** Opening EXCERPTED RECORDS block **

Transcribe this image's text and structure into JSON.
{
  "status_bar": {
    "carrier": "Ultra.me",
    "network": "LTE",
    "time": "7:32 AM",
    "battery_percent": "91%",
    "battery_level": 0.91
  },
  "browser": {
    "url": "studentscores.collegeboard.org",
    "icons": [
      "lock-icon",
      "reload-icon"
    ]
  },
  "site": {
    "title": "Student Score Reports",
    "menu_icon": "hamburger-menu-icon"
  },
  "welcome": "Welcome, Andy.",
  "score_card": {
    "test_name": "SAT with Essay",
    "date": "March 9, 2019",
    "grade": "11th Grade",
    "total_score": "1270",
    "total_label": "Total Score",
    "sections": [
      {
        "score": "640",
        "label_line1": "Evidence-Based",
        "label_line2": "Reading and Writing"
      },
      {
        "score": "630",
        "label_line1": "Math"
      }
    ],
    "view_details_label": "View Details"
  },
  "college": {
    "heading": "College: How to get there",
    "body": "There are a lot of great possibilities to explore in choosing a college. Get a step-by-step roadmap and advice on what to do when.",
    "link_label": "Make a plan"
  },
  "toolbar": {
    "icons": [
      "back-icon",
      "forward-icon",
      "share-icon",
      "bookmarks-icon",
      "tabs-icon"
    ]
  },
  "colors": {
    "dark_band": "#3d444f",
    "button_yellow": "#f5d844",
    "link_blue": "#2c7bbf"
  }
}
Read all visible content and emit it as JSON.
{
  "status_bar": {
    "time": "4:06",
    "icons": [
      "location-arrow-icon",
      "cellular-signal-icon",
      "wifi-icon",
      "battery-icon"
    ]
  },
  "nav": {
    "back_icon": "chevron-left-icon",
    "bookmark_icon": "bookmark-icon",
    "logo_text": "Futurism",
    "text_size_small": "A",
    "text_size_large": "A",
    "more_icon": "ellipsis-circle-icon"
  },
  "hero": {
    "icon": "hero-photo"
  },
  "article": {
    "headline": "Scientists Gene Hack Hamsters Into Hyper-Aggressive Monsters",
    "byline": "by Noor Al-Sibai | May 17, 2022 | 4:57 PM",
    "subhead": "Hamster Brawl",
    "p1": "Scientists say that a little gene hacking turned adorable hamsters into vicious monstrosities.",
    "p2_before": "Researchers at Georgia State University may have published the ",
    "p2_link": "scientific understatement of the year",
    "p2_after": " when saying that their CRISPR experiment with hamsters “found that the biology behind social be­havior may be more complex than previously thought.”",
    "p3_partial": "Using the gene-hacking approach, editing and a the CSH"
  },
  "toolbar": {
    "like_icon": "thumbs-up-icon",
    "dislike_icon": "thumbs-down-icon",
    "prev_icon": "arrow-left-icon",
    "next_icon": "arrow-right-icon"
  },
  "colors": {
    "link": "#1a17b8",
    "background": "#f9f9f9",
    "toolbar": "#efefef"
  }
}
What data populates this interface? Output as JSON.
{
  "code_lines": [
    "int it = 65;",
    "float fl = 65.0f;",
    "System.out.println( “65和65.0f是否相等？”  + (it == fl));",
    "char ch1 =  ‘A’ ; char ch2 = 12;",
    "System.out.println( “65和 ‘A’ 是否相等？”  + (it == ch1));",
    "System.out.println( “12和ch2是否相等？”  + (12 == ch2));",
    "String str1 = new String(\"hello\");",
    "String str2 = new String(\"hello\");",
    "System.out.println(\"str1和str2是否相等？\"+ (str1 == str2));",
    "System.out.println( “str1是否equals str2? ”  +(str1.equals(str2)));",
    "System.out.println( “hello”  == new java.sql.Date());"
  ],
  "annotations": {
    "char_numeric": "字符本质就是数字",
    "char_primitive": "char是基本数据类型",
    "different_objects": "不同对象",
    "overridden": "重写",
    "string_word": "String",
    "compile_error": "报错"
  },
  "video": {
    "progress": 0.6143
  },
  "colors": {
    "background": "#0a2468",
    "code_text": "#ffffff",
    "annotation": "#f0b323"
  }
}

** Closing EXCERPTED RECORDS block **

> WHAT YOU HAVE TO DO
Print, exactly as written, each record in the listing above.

> SOLUTION FOR THIS TASK
Transcribe this image's text and structure into JSON.
{
  "status_bar": {
    "carrier": "Ultra.me",
    "network": "LTE",
    "time": "7:32 AM",
    "battery_percent": "91%",
    "battery_level": 0.91
  },
  "browser": {
    "url": "studentscores.collegeboard.org",
    "icons": [
      "lock-icon",
      "reload-icon"
    ]
  },
  "site": {
    "title": "Student Score Reports",
    "menu_icon": "hamburger-menu-icon"
  },
  "welcome": "Welcome, Andy.",
  "score_card": {
    "test_name": "SAT with Essay",
    "date": "March 9, 2019",
    "grade": "11th Grade",
    "total_score": "1270",
    "total_label": "Total Score",
    "sections": [
      {
        "score": "640",
        "label_line1": "Evidence-Based",
        "label_line2": "Reading and Writing"
      },
      {
        "score": "630",
        "label_line1": "Math"
      }
    ],
    "view_details_label": "View Details"
  },
  "college": {
    "heading": "College: How to get there",
    "body": "There are a lot of great possibilities to explore in choosing a college. Get a step-by-step roadmap and advice on what to do when.",
    "link_label": "Make a plan"
  },
  "toolbar": {
    "icons": [
      "back-icon",
      "forward-icon",
      "share-icon",
      "bookmarks-icon",
      "tabs-icon"
    ]
  },
  "colors": {
    "dark_band": "#3d444f",
    "button_yellow": "#f5d844",
    "link_blue": "#2c7bbf"
  }
}
Read all visible content and emit it as JSON.
{
  "status_bar": {
    "time": "4:06",
    "icons": [
      "location-arrow-icon",
      "cellular-signal-icon",
      "wifi-icon",
      "battery-icon"
    ]
  },
  "nav": {
    "back_icon": "chevron-left-icon",
    "bookmark_icon": "bookmark-icon",
    "logo_text": "Futurism",
    "text_size_small": "A",
    "text_size_large": "A",
    "more_icon": "ellipsis-circle-icon"
  },
  "hero": {
    "icon": "hero-photo"
  },
  "article": {
    "headline": "Scientists Gene Hack Hamsters Into Hyper-Aggressive Monsters",
    "byline": "by Noor Al-Sibai | May 17, 2022 | 4:57 PM",
    "subhead": "Hamster Brawl",
    "p1": "Scientists say that a little gene hacking turned adorable hamsters into vicious monstrosities.",
    "p2_before": "Researchers at Georgia State University may have published the ",
    "p2_link": "scientific understatement of the year",
    "p2_after": " when saying that their CRISPR experiment with hamsters “found that the biology behind social be­havior may be more complex than previously thought.”",
    "p3_partial": "Using the gene-hacking approach, editing and a the CSH"
  },
  "toolbar": {
    "like_icon": "thumbs-up-icon",
    "dislike_icon": "thumbs-down-icon",
    "prev_icon": "arrow-left-icon",
    "next_icon": "arrow-right-icon"
  },
  "colors": {
    "link": "#1a17b8",
    "background": "#f9f9f9",
    "toolbar": "#efefef"
  }
}
What data populates this interface? Output as JSON.
{
  "code_lines": [
    "int it = 65;",
    "float fl = 65.0f;",
    "System.out.println( “65和65.0f是否相等？”  + (it == fl));",
    "char ch1 =  ‘A’ ; char ch2 = 12;",
    "System.out.println( “65和 ‘A’ 是否相等？”  + (it == ch1));",
    "System.out.println( “12和ch2是否相等？”  + (12 == ch2));",
    "String str1 = new String(\"hello\");",
    "String str2 = new String(\"hello\");",
    "System.out.println(\"str1和str2是否相等？\"+ (str1 == str2));",
    "System.out.println( “str1是否equals str2? ”  +(str1.equals(str2)));",
    "System.out.println( “hello”  == new java.sql.Date());"
  ],
  "annotations": {
    "char_numeric": "字符本质就是数字",
    "char_primitive": "char是基本数据类型",
    "different_objects": "不同对象",
    "overridden": "重写",
    "string_word": "String",
    "compile_error": "报错"
  },
  "video": {
    "progress": 0.6143
  },
  "colors": {
    "background": "#0a2468",
    "code_text": "#ffffff",
    "annotation": "#f0b323"
  }
}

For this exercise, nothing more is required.